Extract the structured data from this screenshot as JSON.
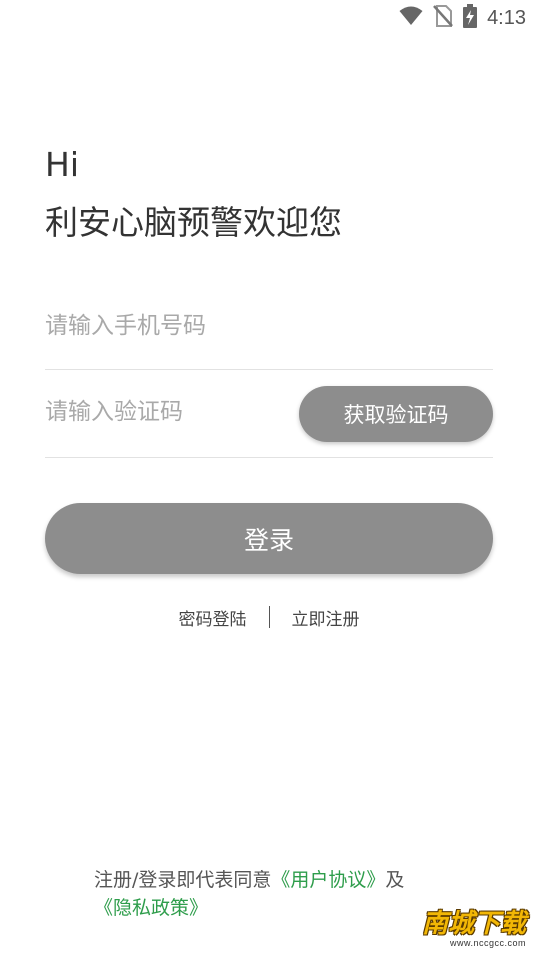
{
  "status_bar": {
    "time": "4:13",
    "icons": [
      "wifi-icon",
      "no-sim-icon",
      "battery-charging-icon"
    ]
  },
  "header": {
    "greeting_line1": "Hi",
    "greeting_line2": "利安心脑预警欢迎您"
  },
  "form": {
    "phone_placeholder": "请输入手机号码",
    "phone_value": "",
    "code_placeholder": "请输入验证码",
    "code_value": "",
    "get_code_label": "获取验证码",
    "login_label": "登录"
  },
  "links": {
    "password_login": "密码登陆",
    "register_now": "立即注册"
  },
  "agreement": {
    "prefix": "注册/登录即代表同意",
    "user_agreement": "《用户协议》",
    "and": "及",
    "privacy_policy": "《隐私政策》"
  },
  "watermark": {
    "title": "南城下载",
    "url": "www.nccgcc.com"
  },
  "colors": {
    "button_bg": "#8d8d8d",
    "link_green": "#2e9d4b",
    "divider": "#e2e2e2"
  }
}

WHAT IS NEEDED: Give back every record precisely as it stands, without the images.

RESPONSE AREA:
Extract the structured data from this screenshot as JSON.
{
  "status_bar": {
    "time": "4:13",
    "icons": [
      "wifi-icon",
      "no-sim-icon",
      "battery-charging-icon"
    ]
  },
  "header": {
    "greeting_line1": "Hi",
    "greeting_line2": "利安心脑预警欢迎您"
  },
  "form": {
    "phone_placeholder": "请输入手机号码",
    "phone_value": "",
    "code_placeholder": "请输入验证码",
    "code_value": "",
    "get_code_label": "获取验证码",
    "login_label": "登录"
  },
  "links": {
    "password_login": "密码登陆",
    "register_now": "立即注册"
  },
  "agreement": {
    "prefix": "注册/登录即代表同意",
    "user_agreement": "《用户协议》",
    "and": "及",
    "privacy_policy": "《隐私政策》"
  },
  "watermark": {
    "title": "南城下载",
    "url": "www.nccgcc.com"
  },
  "colors": {
    "button_bg": "#8d8d8d",
    "link_green": "#2e9d4b",
    "divider": "#e2e2e2"
  }
}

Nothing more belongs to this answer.